[EXERCISE BRIEF]
The expected output is an exact restatement of all the records.

****

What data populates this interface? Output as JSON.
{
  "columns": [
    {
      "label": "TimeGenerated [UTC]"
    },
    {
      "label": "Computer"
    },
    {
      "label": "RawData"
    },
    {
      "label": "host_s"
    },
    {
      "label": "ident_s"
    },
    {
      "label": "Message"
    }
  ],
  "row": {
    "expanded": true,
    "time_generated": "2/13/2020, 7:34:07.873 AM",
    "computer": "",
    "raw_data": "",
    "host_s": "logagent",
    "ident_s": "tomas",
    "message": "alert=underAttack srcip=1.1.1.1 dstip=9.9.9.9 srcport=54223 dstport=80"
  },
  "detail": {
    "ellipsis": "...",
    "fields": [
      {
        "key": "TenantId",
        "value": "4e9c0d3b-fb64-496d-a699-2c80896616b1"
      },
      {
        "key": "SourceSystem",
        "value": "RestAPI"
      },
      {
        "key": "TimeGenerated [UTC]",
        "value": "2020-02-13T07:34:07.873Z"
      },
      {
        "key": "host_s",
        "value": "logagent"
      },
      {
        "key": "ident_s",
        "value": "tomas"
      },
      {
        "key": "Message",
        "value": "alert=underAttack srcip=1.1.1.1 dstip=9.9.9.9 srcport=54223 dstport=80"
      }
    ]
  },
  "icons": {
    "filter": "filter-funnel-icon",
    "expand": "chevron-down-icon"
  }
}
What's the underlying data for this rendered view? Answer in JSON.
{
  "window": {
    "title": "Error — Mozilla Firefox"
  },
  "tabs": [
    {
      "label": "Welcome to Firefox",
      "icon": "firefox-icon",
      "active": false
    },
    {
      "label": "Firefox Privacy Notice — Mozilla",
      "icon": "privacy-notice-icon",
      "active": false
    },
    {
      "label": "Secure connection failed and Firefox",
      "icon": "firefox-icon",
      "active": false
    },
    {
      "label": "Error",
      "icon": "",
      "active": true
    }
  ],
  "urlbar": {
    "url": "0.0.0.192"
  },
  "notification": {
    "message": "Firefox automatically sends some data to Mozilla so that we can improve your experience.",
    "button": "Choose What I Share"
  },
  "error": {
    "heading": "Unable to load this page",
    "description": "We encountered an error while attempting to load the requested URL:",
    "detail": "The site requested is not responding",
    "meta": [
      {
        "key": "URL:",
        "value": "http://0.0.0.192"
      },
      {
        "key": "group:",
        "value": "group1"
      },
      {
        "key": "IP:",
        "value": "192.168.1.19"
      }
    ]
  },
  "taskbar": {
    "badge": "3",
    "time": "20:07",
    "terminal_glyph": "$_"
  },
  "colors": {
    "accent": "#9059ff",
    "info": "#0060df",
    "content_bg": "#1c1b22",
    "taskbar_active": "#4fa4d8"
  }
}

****

[OUTPUT]
What data populates this interface? Output as JSON.
{
  "columns": [
    {
      "label": "TimeGenerated [UTC]"
    },
    {
      "label": "Computer"
    },
    {
      "label": "RawData"
    },
    {
      "label": "host_s"
    },
    {
      "label": "ident_s"
    },
    {
      "label": "Message"
    }
  ],
  "row": {
    "expanded": true,
    "time_generated": "2/13/2020, 7:34:07.873 AM",
    "computer": "",
    "raw_data": "",
    "host_s": "logagent",
    "ident_s": "tomas",
    "message": "alert=underAttack srcip=1.1.1.1 dstip=9.9.9.9 srcport=54223 dstport=80"
  },
  "detail": {
    "ellipsis": "...",
    "fields": [
      {
        "key": "TenantId",
        "value": "4e9c0d3b-fb64-496d-a699-2c80896616b1"
      },
      {
        "key": "SourceSystem",
        "value": "RestAPI"
      },
      {
        "key": "TimeGenerated [UTC]",
        "value": "2020-02-13T07:34:07.873Z"
      },
      {
        "key": "host_s",
        "value": "logagent"
      },
      {
        "key": "ident_s",
        "value": "tomas"
      },
      {
        "key": "Message",
        "value": "alert=underAttack srcip=1.1.1.1 dstip=9.9.9.9 srcport=54223 dstport=80"
      }
    ]
  },
  "icons": {
    "filter": "filter-funnel-icon",
    "expand": "chevron-down-icon"
  }
}
What's the underlying data for this rendered view? Answer in JSON.
{
  "window": {
    "title": "Error — Mozilla Firefox"
  },
  "tabs": [
    {
      "label": "Welcome to Firefox",
      "icon": "firefox-icon",
      "active": false
    },
    {
      "label": "Firefox Privacy Notice — Mozilla",
      "icon": "privacy-notice-icon",
      "active": false
    },
    {
      "label": "Secure connection failed and Firefox",
      "icon": "firefox-icon",
      "active": false
    },
    {
      "label": "Error",
      "icon": "",
      "active": true
    }
  ],
  "urlbar": {
    "url": "0.0.0.192"
  },
  "notification": {
    "message": "Firefox automatically sends some data to Mozilla so that we can improve your experience.",
    "button": "Choose What I Share"
  },
  "error": {
    "heading": "Unable to load this page",
    "description": "We encountered an error while attempting to load the requested URL:",
    "detail": "The site requested is not responding",
    "meta": [
      {
        "key": "URL:",
        "value": "http://0.0.0.192"
      },
      {
        "key": "group:",
        "value": "group1"
      },
      {
        "key": "IP:",
        "value": "192.168.1.19"
      }
    ]
  },
  "taskbar": {
    "badge": "3",
    "time": "20:07",
    "terminal_glyph": "$_"
  },
  "colors": {
    "accent": "#9059ff",
    "info": "#0060df",
    "content_bg": "#1c1b22",
    "taskbar_active": "#4fa4d8"
  }
}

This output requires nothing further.